Gell and Coombs classification


Also found in: Dictionary, Thesaurus, Legal, Encyclopedia, Wikipedia.
Related to Gell and Coombs classification: immediate hypersensitivity, Hypersensitivities

Gell and Coombs classification

 [jel; ko̳mz]
a classification of immune mechanisms of tissue injury, comprising four types of hypersensitivity reactions: type I,immediate hypersensitivity reactions, mediated by interaction of IgE antibody and antigen and release of histamine and other mediators; type II, antibody-mediated hypersensitivity reactions, due to antibody-antigen interactions on cell surfaces; type III, immune complex–mediated hypersensitivity reactions, local or general inflammatory responses due to formation of circulating immune complexes and their deposition in tissues; and type IV cell-mediated hypersensitivity reactions, delayed hypersensitivity reactions initiated by sensitized T lymphocytes either by release of lymphokines or by T-cell–mediated cytotoxicity.

Gell and Coombs Clas·si·fi·ca·tion

(gel kūmz),
a classification system that differentiates the four types of hypersensitivity reactions: Type I: anaphylactic reactions, Type II: cytotoxic reactions, Type III: immune complex reactions, and Type IV: cell-mediated/delayed hypersensitivity reactions.

Gell and Coombs classification

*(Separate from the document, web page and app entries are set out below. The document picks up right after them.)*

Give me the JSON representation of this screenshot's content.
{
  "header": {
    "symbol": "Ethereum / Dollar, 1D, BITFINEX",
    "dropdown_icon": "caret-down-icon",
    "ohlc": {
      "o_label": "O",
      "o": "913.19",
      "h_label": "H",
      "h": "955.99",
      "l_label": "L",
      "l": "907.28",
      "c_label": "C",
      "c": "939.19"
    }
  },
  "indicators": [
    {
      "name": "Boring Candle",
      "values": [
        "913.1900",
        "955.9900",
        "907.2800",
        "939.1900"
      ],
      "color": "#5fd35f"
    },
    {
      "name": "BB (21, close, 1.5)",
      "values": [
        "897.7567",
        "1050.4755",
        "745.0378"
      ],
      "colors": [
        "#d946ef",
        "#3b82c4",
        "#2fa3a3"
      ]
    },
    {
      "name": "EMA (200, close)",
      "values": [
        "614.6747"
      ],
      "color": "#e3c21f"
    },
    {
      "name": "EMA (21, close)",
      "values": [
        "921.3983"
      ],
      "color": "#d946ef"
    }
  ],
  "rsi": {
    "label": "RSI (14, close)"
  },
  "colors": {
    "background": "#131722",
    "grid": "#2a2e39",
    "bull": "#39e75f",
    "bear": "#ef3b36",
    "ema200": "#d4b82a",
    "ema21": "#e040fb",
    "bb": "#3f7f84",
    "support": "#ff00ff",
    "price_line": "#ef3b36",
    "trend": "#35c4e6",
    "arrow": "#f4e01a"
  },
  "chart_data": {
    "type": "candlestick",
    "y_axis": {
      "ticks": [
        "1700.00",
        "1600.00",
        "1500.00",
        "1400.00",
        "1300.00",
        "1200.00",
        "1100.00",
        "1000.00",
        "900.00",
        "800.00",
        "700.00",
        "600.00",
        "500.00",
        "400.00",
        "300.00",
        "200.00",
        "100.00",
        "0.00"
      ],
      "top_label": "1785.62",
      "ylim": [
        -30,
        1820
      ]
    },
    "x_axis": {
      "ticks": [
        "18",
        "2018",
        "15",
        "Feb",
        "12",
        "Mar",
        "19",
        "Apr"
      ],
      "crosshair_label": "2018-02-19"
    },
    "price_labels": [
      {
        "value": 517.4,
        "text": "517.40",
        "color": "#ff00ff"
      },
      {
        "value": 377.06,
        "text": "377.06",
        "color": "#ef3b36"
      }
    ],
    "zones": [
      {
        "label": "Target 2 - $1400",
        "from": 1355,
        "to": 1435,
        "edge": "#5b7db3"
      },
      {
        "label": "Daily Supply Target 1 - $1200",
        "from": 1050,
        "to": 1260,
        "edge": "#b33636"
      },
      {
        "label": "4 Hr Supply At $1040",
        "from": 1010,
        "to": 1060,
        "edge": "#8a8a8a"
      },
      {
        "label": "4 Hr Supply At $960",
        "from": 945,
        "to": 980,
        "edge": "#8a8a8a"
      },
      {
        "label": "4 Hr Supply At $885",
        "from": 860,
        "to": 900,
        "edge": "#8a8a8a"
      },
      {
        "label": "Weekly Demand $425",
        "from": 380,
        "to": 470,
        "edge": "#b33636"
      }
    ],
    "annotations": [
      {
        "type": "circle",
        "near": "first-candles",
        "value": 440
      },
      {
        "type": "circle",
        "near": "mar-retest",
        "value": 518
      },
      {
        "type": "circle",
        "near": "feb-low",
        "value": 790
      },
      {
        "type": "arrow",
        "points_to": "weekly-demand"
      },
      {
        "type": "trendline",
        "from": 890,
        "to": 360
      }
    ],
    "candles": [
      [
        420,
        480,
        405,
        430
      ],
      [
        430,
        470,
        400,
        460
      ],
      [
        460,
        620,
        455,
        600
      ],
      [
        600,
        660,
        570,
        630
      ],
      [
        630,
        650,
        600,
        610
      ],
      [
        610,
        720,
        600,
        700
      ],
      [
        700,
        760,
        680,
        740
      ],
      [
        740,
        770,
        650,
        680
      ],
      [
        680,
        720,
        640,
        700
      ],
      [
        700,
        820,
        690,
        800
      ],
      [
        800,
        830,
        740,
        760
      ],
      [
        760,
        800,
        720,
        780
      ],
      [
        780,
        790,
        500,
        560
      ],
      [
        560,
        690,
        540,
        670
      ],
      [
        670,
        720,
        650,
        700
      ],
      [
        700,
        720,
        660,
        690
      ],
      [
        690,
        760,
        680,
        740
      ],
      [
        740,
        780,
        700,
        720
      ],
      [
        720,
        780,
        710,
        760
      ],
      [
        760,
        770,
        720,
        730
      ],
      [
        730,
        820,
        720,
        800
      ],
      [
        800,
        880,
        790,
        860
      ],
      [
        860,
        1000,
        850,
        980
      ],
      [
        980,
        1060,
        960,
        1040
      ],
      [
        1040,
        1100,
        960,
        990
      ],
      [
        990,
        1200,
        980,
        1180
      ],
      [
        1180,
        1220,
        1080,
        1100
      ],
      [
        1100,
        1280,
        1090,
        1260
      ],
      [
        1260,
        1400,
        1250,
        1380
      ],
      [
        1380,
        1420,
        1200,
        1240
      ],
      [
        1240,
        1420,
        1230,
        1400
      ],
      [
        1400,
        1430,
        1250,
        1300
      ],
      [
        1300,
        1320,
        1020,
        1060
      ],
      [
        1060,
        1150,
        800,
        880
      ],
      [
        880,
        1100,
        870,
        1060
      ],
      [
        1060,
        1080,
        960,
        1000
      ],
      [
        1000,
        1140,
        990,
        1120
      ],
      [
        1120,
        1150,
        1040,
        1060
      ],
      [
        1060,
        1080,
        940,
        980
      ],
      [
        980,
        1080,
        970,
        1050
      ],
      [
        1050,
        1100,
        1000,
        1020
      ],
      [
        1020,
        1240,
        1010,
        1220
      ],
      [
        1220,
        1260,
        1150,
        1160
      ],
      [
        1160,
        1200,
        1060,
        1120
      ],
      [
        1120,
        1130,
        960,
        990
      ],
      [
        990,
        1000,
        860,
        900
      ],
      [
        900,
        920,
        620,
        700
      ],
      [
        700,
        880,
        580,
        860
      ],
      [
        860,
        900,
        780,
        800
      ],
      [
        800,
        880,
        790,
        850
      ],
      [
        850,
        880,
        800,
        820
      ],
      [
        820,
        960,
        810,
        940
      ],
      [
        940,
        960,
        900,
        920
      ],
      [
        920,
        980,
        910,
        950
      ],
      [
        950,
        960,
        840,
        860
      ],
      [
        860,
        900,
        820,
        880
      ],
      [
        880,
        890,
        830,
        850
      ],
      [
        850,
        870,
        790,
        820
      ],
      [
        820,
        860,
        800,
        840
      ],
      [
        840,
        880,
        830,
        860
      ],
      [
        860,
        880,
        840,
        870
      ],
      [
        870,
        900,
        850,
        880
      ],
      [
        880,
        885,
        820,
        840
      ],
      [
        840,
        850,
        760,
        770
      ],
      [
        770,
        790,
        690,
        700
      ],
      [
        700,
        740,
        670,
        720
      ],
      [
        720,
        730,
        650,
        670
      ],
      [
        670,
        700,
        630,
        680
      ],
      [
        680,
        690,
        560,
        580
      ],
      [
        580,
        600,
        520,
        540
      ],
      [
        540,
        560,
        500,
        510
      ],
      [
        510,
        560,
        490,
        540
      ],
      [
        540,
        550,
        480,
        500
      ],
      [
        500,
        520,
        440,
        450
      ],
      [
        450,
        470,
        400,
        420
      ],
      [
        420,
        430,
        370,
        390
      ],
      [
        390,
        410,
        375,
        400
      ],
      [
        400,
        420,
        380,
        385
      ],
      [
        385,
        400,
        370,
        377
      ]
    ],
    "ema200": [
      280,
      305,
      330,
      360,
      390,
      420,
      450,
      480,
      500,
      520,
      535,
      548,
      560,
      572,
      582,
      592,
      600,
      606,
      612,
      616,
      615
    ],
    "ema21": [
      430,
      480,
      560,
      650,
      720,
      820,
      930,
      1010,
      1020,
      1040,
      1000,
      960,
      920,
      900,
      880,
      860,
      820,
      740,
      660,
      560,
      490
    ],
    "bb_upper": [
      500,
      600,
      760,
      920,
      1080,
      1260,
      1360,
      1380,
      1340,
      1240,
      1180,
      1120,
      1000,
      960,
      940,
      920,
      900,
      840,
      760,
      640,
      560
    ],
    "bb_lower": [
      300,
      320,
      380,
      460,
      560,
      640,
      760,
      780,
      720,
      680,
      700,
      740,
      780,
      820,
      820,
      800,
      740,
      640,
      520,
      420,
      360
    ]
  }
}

[jel; kōōmz]
a classification of immune mechanisms of tissue injury, comprising four types of hypersensitivity reactions: type I (anaphylactic reactions), immediate hypersensitivity reactions mediated by interaction of immunoglobulin E antibody and antigen and release of histamine and other mediators; type II (cytotoxic reactions), antibody-mediated hypersensitivity reactions caused by antibody-antigen interactions on cell surfaces; type III (immune complex reactions), mediated hypersensitivity reactions, local or general inflammatory responses caused by formation of circulating immune complexes and their deposition in tissues; and type IV (cell-mediated hypersensitivity reactions), delayed hypersensitivity reactions initiated by sensitized T lymphocytes either by release of lymphokines or by T-cell-mediated cytotoxicity.